Purpose: The purpose of this study was to understand the detailed architectural properties of the human flexor carpi radialis (FCR) and flexor carpi ulnaris (FCU) muscles and their implications for tendon transfer surgery. Methods: Muscle fiber length was measured in 6 separate regions of the FCU and FCR from 10 cadaveric specimens. Sarcomere length was measured by laser diffraction for normalization. Moment arms were estimated by measuring tendon excursion with respect to joint angle. The position of entry of the motor nerve branches into each muscle also was measured to establish limits for the safe length of muscle mobilization. Results: Muscle fiber length varied significantly along both the FCU and FCR. Fiber length variability in the FCU was twice that of the FCR. Although the average fiber length for both muscles across all regions was similar (62.6 ± 2.1 mm for the FCR and 63.1 ± 4.0 mm for the FCU), the proximal fibers of the FCU were longer compared with the proximal fibers of the FCR and the distal fibers of the FCU were shorter compared with the distal fibers of the FCR. The 99% confidence interval for the second nerve branch entry into the muscles was located ∼69 mm distal to the medial epicondyle for the FCU and approximately 73 mm distal for the FCR. Conclusions: These data show different designs of both the FCU and the FCR. The functional significance of fiber length variability is not clear but imply that, when used in tendon transfer, the properly mobilized FCU has a much greater excursion.

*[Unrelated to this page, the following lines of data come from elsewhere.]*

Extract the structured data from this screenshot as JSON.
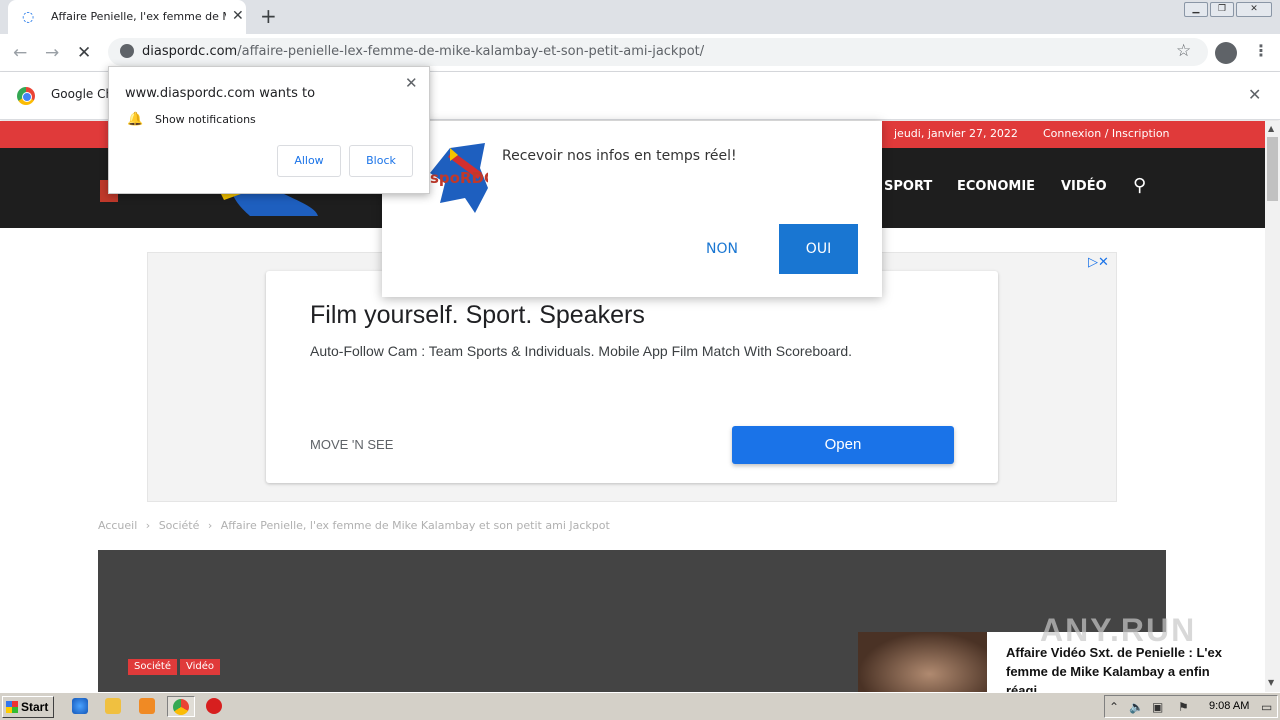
{
  "browser": {
    "tab_title": "Affaire Penielle, l'ex femme de Mike Kalambay et son petit ami Jackpot",
    "tab_loading_icon": "loading-spinner",
    "new_tab_label": "+",
    "url_domain": "diaspordc.com",
    "url_path": "/affaire-penielle-lex-femme-de-mike-kalambay-et-son-petit-ami-jackpot/",
    "infobar_text": "Google Ch"
  },
  "permission_popup": {
    "title": "www.diaspordc.com wants to",
    "permission": "Show notifications",
    "allow_label": "Allow",
    "block_label": "Block"
  },
  "push_popup": {
    "text": "Recevoir nos infos en temps réel!",
    "no_label": "NON",
    "yes_label": "OUI",
    "logo_text": "spoRDC"
  },
  "site": {
    "date": "jeudi, janvier 27, 2022",
    "login": "Connexion / Inscription",
    "nav": [
      "SPORT",
      "ECONOMIE",
      "VIDÉO"
    ]
  },
  "ad": {
    "title": "Film yourself. Sport. Speakers",
    "description": "Auto-Follow Cam : Team Sports & Individuals. Mobile App Film Match With Scoreboard.",
    "brand": "MOVE 'N SEE",
    "cta": "Open"
  },
  "breadcrumb": {
    "home": "Accueil",
    "category": "Société",
    "current": "Affaire Penielle, l'ex femme de Mike Kalambay et son petit ami Jackpot",
    "separator": "›"
  },
  "featured": {
    "tags": [
      "Société",
      "Vidéo"
    ],
    "related_title": "Affaire Vidéo Sxt. de Penielle : L'ex femme de Mike Kalambay a enfin réagi"
  },
  "watermark": "ANY.RUN",
  "taskbar": {
    "start_label": "Start",
    "clock": "9:08 AM"
  },
  "colors": {
    "site_red": "#e03a3a",
    "site_header": "#1e1e1e",
    "push_blue": "#1976d2",
    "ad_blue": "#1a73e8"
  }
}
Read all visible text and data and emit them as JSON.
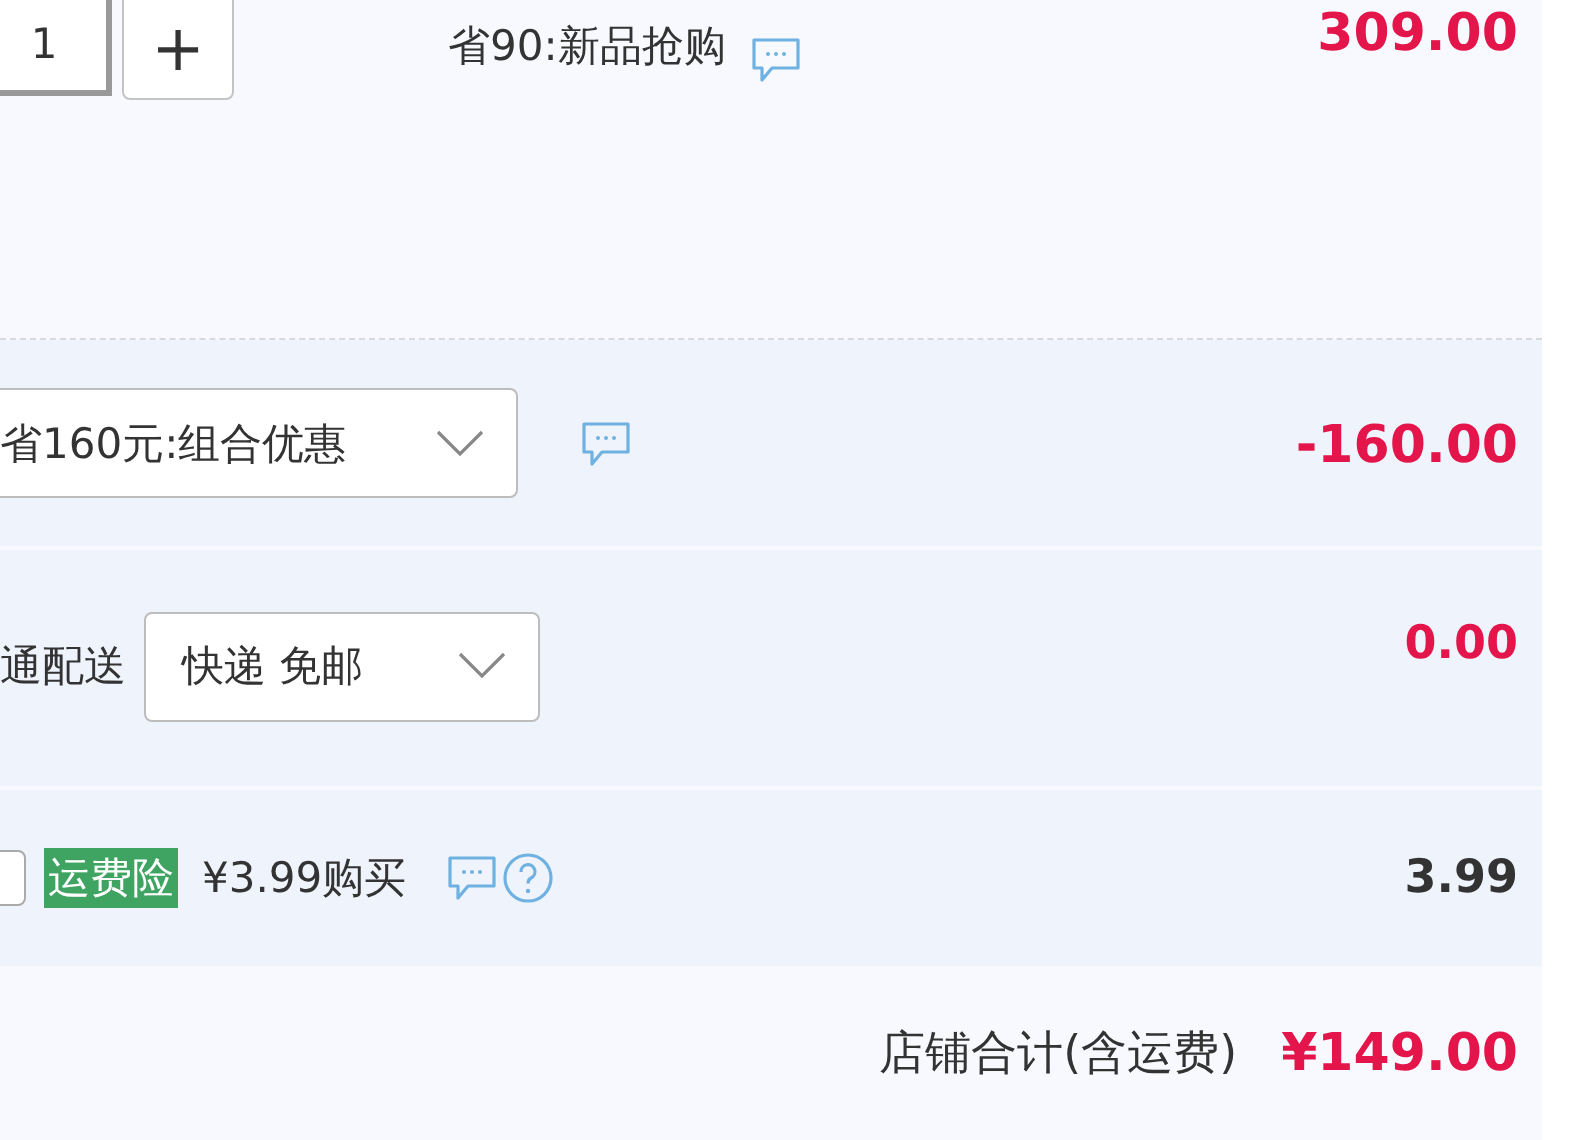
{
  "item": {
    "quantity": "1",
    "increment": "+",
    "promo": "省90:新品抢购",
    "price": "309.00"
  },
  "bundle": {
    "selection": "省160元:组合优惠",
    "amount": "-160.00"
  },
  "shipping": {
    "label": "通配送",
    "selection": "快递 免邮",
    "amount": "0.00"
  },
  "insurance": {
    "checked": false,
    "badge": "运费险",
    "offer": "¥3.99购买",
    "amount": "3.99"
  },
  "total": {
    "label": "店铺合计(含运费)",
    "amount": "¥149.00"
  }
}
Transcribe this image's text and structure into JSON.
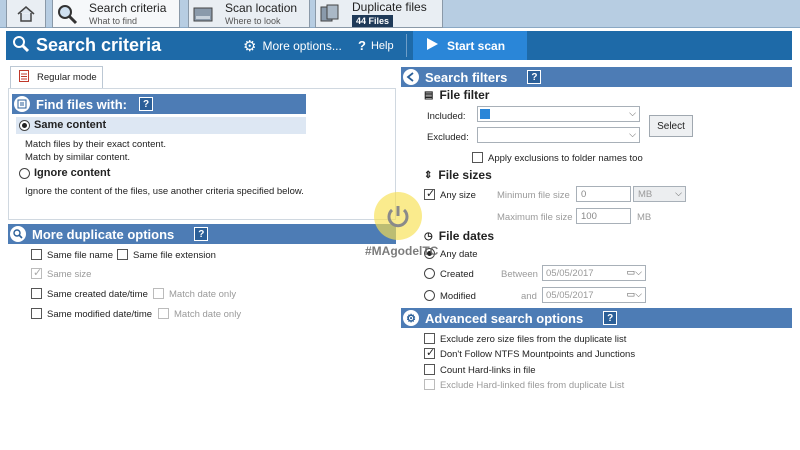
{
  "tabs": [
    {
      "title": "",
      "subtitle": ""
    },
    {
      "title": "Search criteria",
      "subtitle": "What to find"
    },
    {
      "title": "Scan location",
      "subtitle": "Where to look"
    },
    {
      "title": "Duplicate files",
      "badge": "44 Files"
    }
  ],
  "header": {
    "title": "Search criteria",
    "more_options": "More options...",
    "help": "Help",
    "start_scan": "Start scan"
  },
  "mode_tab": "Regular mode",
  "find_files": {
    "title": "Find files with:",
    "help_badge": "?",
    "same_content": "Same content",
    "same_content_desc1": "Match files by their exact content.",
    "same_content_desc2": "Match by similar content.",
    "ignore_content": "Ignore content",
    "ignore_content_desc": "Ignore the content of the files, use another criteria specified below."
  },
  "more_dup": {
    "title": "More duplicate options",
    "help_badge": "?",
    "same_file_name": "Same file name",
    "same_file_ext": "Same file extension",
    "same_size": "Same size",
    "same_created": "Same created date/time",
    "match_date_1": "Match date only",
    "same_modified": "Same modified date/time",
    "match_date_2": "Match date only"
  },
  "filters": {
    "title": "Search filters",
    "help_badge": "?",
    "file_filter": "File filter",
    "included_label": "Included:",
    "excluded_label": "Excluded:",
    "select_button": "Select",
    "apply_exclusions": "Apply exclusions to folder names too",
    "file_sizes": "File sizes",
    "any_size": "Any size",
    "min_size_label": "Minimum file size",
    "min_size_value": "0",
    "min_unit": "MB",
    "max_size_label": "Maximum file size",
    "max_size_value": "100",
    "max_unit": "MB",
    "file_dates": "File dates",
    "any_date": "Any date",
    "created": "Created",
    "between": "Between",
    "created_date": "05/05/2017",
    "modified": "Modified",
    "and": "and",
    "modified_date": "05/05/2017"
  },
  "advanced": {
    "title": "Advanced search options",
    "help_badge": "?",
    "opt1": "Exclude zero size files from the duplicate list",
    "opt2": "Don't Follow NTFS Mountpoints and Junctions",
    "opt3": "Count Hard-links in file",
    "opt4": "Exclude Hard-linked files from duplicate List"
  },
  "watermark": "#MAgodelTC",
  "colors": {
    "header_blue": "#1e6aa8",
    "section_blue": "#4d7cb5",
    "start_scan_blue": "#2a86d8",
    "tabbar_bg": "#b7cde2"
  }
}
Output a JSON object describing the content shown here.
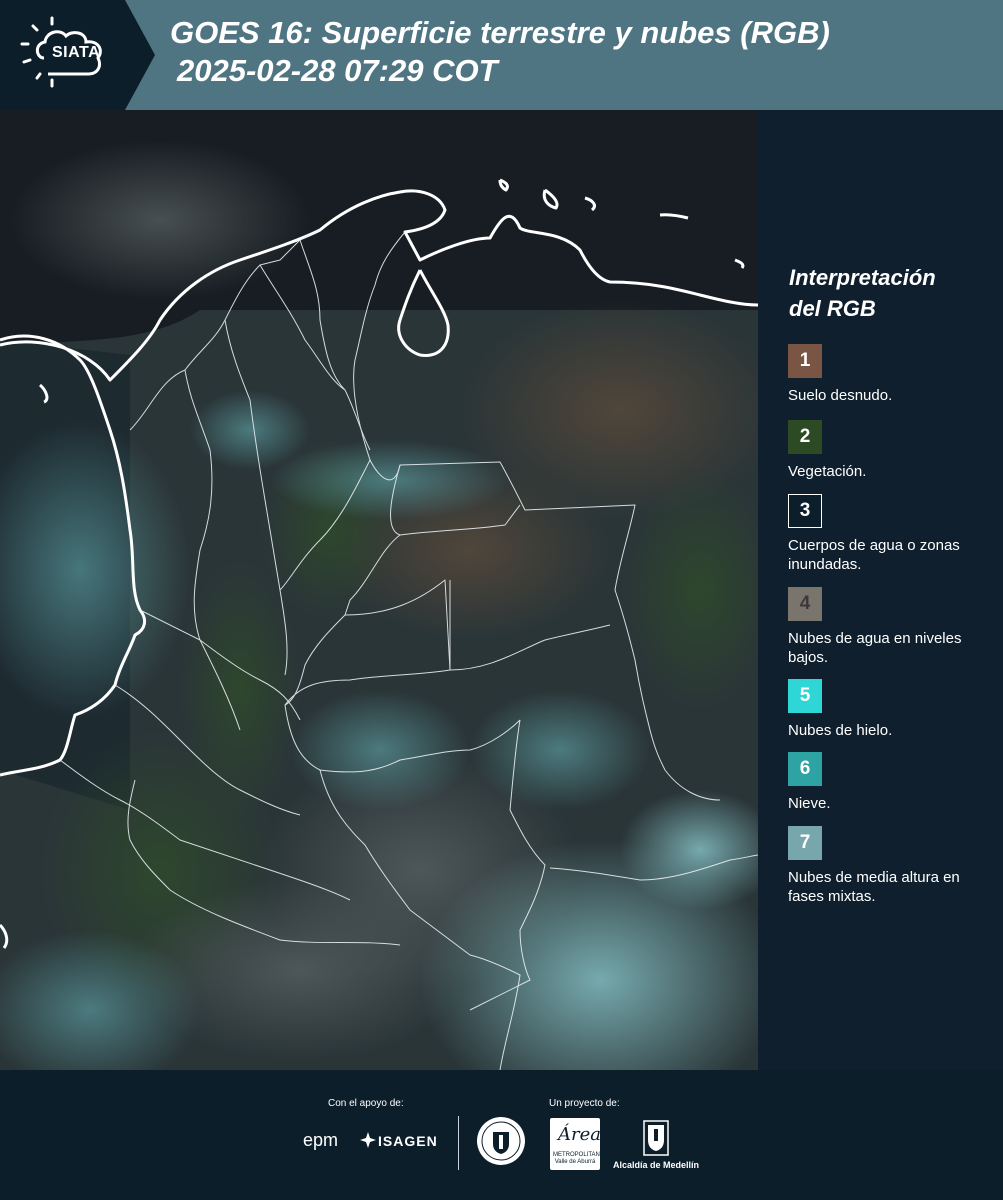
{
  "header": {
    "logo_text": "SIATA",
    "title_line1": "GOES 16: Superficie terrestre y nubes (RGB)",
    "title_line2": "2025-02-28 07:29 COT",
    "background_color": "#4f7583"
  },
  "legend": {
    "title_line1": "Interpretación",
    "title_line2": "del RGB",
    "items": [
      {
        "number": "1",
        "label": "Suelo desnudo.",
        "color": "#7b5543"
      },
      {
        "number": "2",
        "label": "Vegetación.",
        "color": "#2c4a24"
      },
      {
        "number": "3",
        "label": "Cuerpos de agua o zonas inundadas.",
        "color": "#0d1e2b"
      },
      {
        "number": "4",
        "label": "Nubes de agua en niveles bajos.",
        "color": "#7a756c"
      },
      {
        "number": "5",
        "label": "Nubes de hielo.",
        "color": "#2ed6d6"
      },
      {
        "number": "6",
        "label": "Nieve.",
        "color": "#2ea3a3"
      },
      {
        "number": "7",
        "label": "Nubes de media altura en fases mixtas.",
        "color": "#77a7ac"
      }
    ]
  },
  "footer": {
    "support_label": "Con el apoyo de:",
    "project_label": "Un proyecto de:",
    "sponsor1": "epm",
    "sponsor2": "ISAGEN",
    "area_main": "Área",
    "area_sub": "METROPOLITANA Valle de Aburrá",
    "alcaldia": "Alcaldía de Medellín"
  },
  "map": {
    "subject": "GOES-16 RGB satellite composite over Colombia with department borders",
    "icons": [
      "siata-logo-icon",
      "medellin-seal-icon",
      "alcaldia-shield-icon",
      "isagen-star-icon"
    ]
  }
}
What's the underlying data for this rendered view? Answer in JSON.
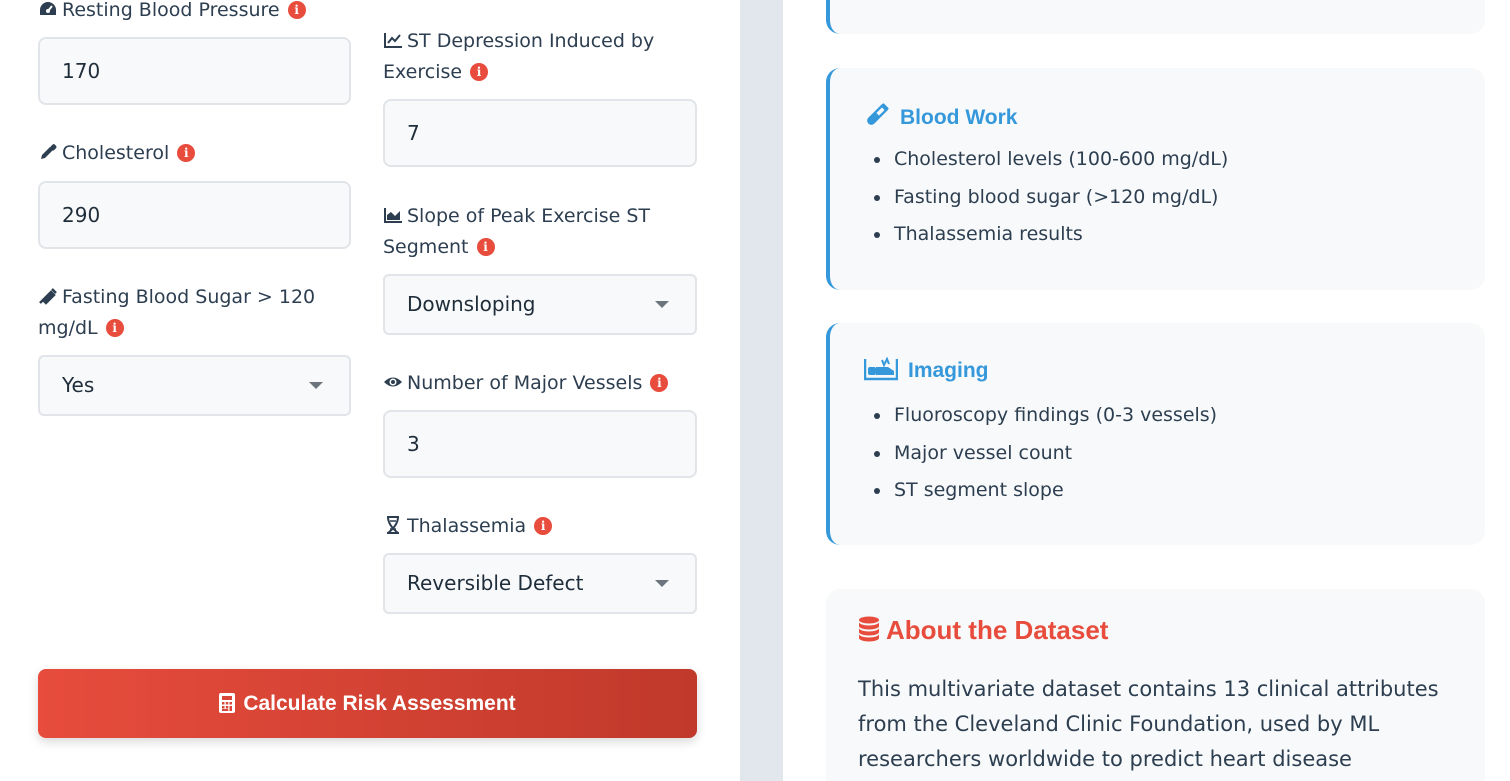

- Hand surgery
- muscle architecture
- tendon transfer
ASJC Scopus subject areas
- Orthopedics and Sports Medicine